Over 3,500 students are employed at LMU and work on and off campus in a variety of jobs. In most cases, students must apply for financial aid by completing the Free Application for Federal Financial Aid (FAFSA) in order to receive an award to allow them to work on campus. This work award is considered a form of financial aid. The following information is a summary of the different work awards and their requirements.
Federal Work-Study (FWS)
FWS is a need based federal funded work award which allows recipients to work on-campus during the academic year and earn up to the amount of their award. Federal work-study is offered up to $3,200 for the academic year. Students apply to work during the summer by completing the Summer Financial Aid application which is made available in the spring. Pay rates range from $8.00 to $12.00 per hour depending on the skill level required for the position. It is the student's responsibility to locate a position on campus. On average, students work 14 hours per week but are not allowed to work more than 20 hours per week.
LMU Work is a LMU funded award which allows recipients to work on-campus during the academic year and earn the amount of their award. To be considered students must have completed the FAFSA and not qualify for Federal Work-Study. Awards are offered for up to $2,000 per year, as funding permits.
How to Find a Job to earn your Work Award
Recipients can look for positions through Student Employment Services. Their website can also give you more information about working at LMU as a student.
Transfer Work is a LMU funded award for students. The work is directly funded by the employer’s department budget and allows recipients to work on-campus during the academic year and earn the amount of their award. If you were not awarded Federal Work-Study or Loyola Work, you may contact a prospective LMU employer directly to determine if their department budget has funding to hire you. If hired, the employer will notify you directly by email.

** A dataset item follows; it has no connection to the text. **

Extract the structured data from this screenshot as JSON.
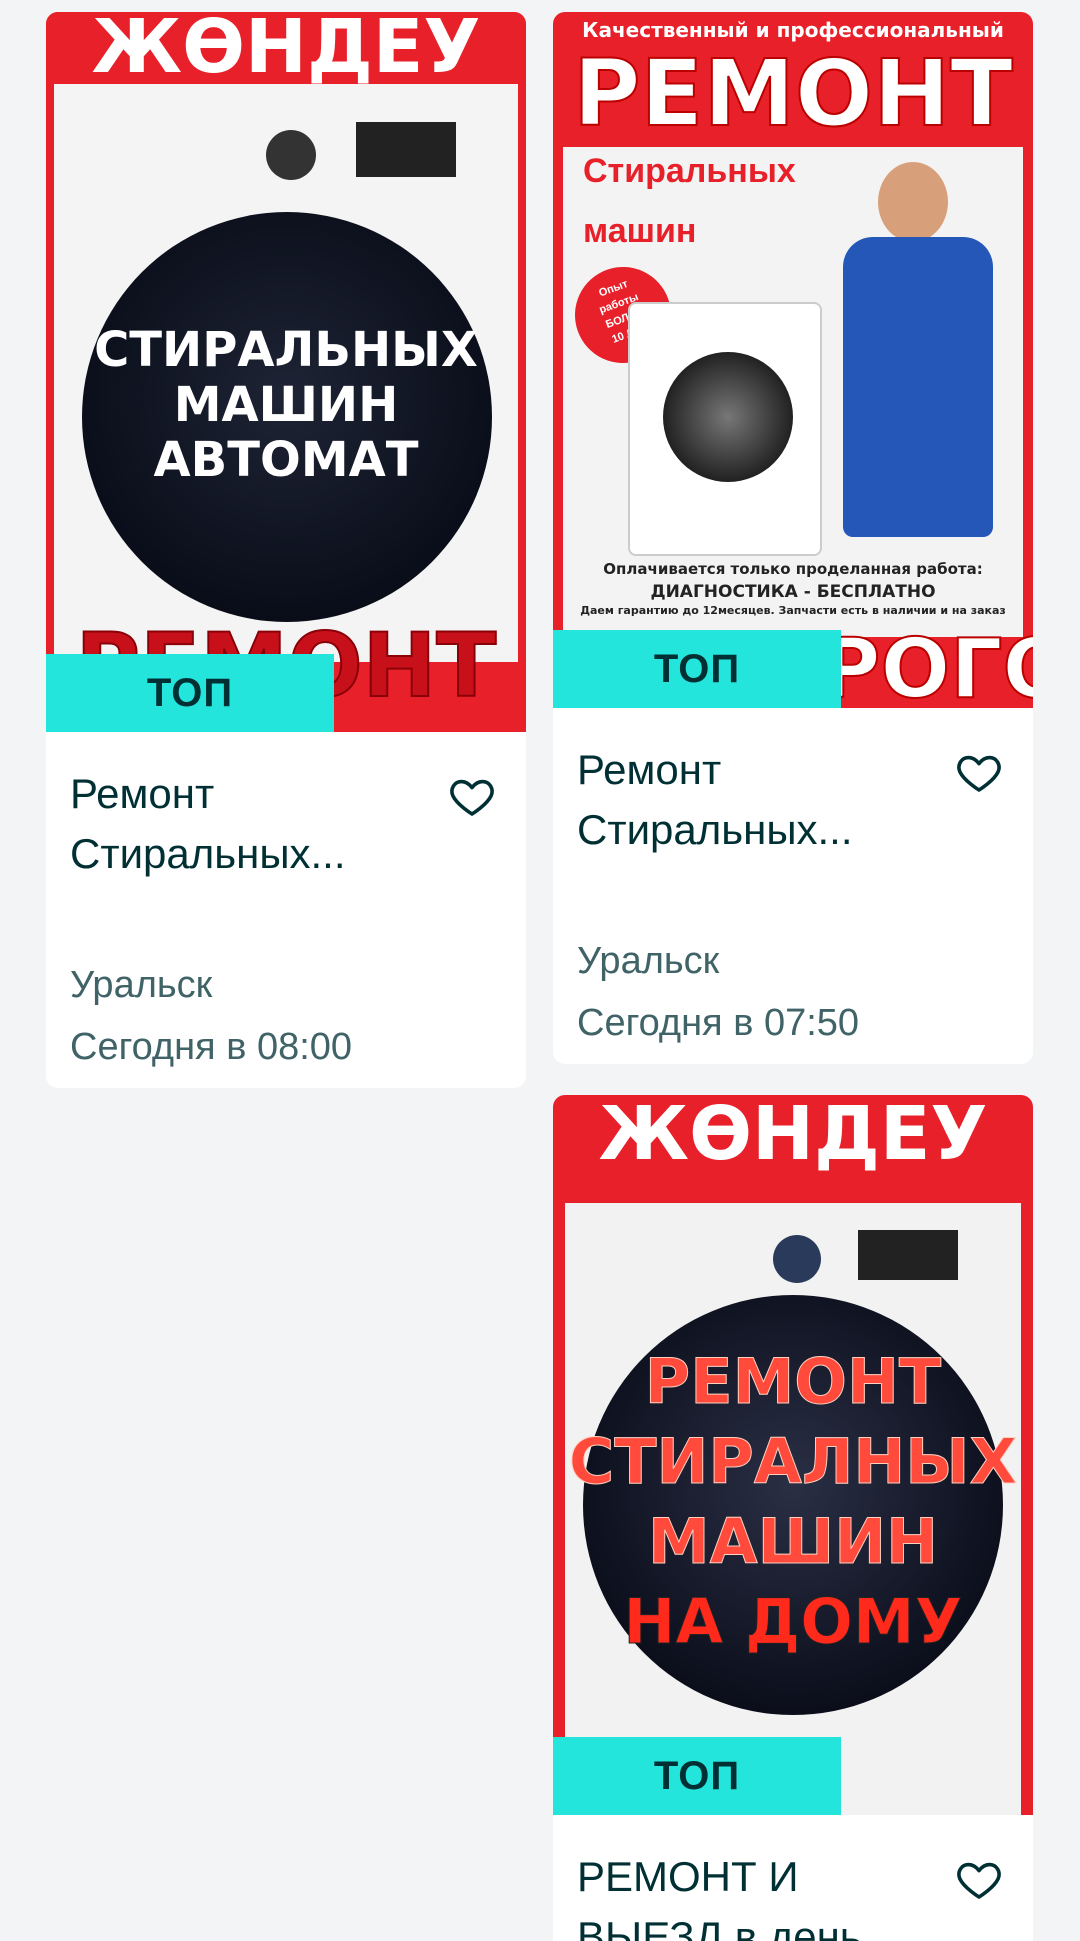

Benefits of Working on Campus
- Working on campus allows you to earn money to assist with educational expenses.
- Working reduces the need for student loans.
- Working on campus provides flexible hours, as employers understand that school comes first and will work around your class and study schedules.
- Many jobs are office positions which will provide you with work experience which you can include on your resume.
Responsibilities of Working on Campus
- Notify the Financial Aid Office of enrollment changes that may affect your eligibility for a work award.
- Maintain satisfactory academic progress.
- Keep track of your hours so that you do not earn more than your work award. Your employer will be responsible for 100% of any wages earned in excess of your work award.
- Notify your supervisor of changes to your work award.
- Report ready to work at the scheduled time.
- Dress appropriately for the work place.
- Complete duties and not conduct personal business while at work.
- Work with a cooperative and positive attitude.
- Notify the supervisor as soon as possible of any changes in work schedule and of projects and exams which may interfere with the work schedule.
- Submit the completed time-card/time-sheet and/or complete and submit electronic time-sheet to supervisor on time.
- Adhere to any confidentiality/security agreements set forth by employer.
- Notify each supervisor if employed in more than one position on campus.
- Notify supervisor of any job-related accident.
What happens once I have earned my Work-Study allocation?
Students are responsible for ensuring that they do not earn over their work-study allocation. A collaborative effort should be made by both the student and the employer to track earnings. Students and employers can monitor their remaining work eligibility on their MyTime account. Click on the “banks” tab below to review how much you have been offered and how much remains for use. Students may not work beyond their work study allocation. When a student finds they are getting close to earning their total work study allocation, they should contact their supervisor to ensure they are aware. However, once the full work study allocation is earned, the student must stop working unless arrangements can be made directly through the supervisor.
Tax and FAFSA Implications
Earnings from work are considered taxable income. You will need to determine whether you are required to file a federal or state tax return based on your total earnings from all sources in 2013. For more information regarding federal taxes, visit www.irs.gov/individuals/students. For California state tax information, visit www.ftb.ca.gov/individuals or the Web site for your state of residency. For more information on working at LMU visit Career Development Services.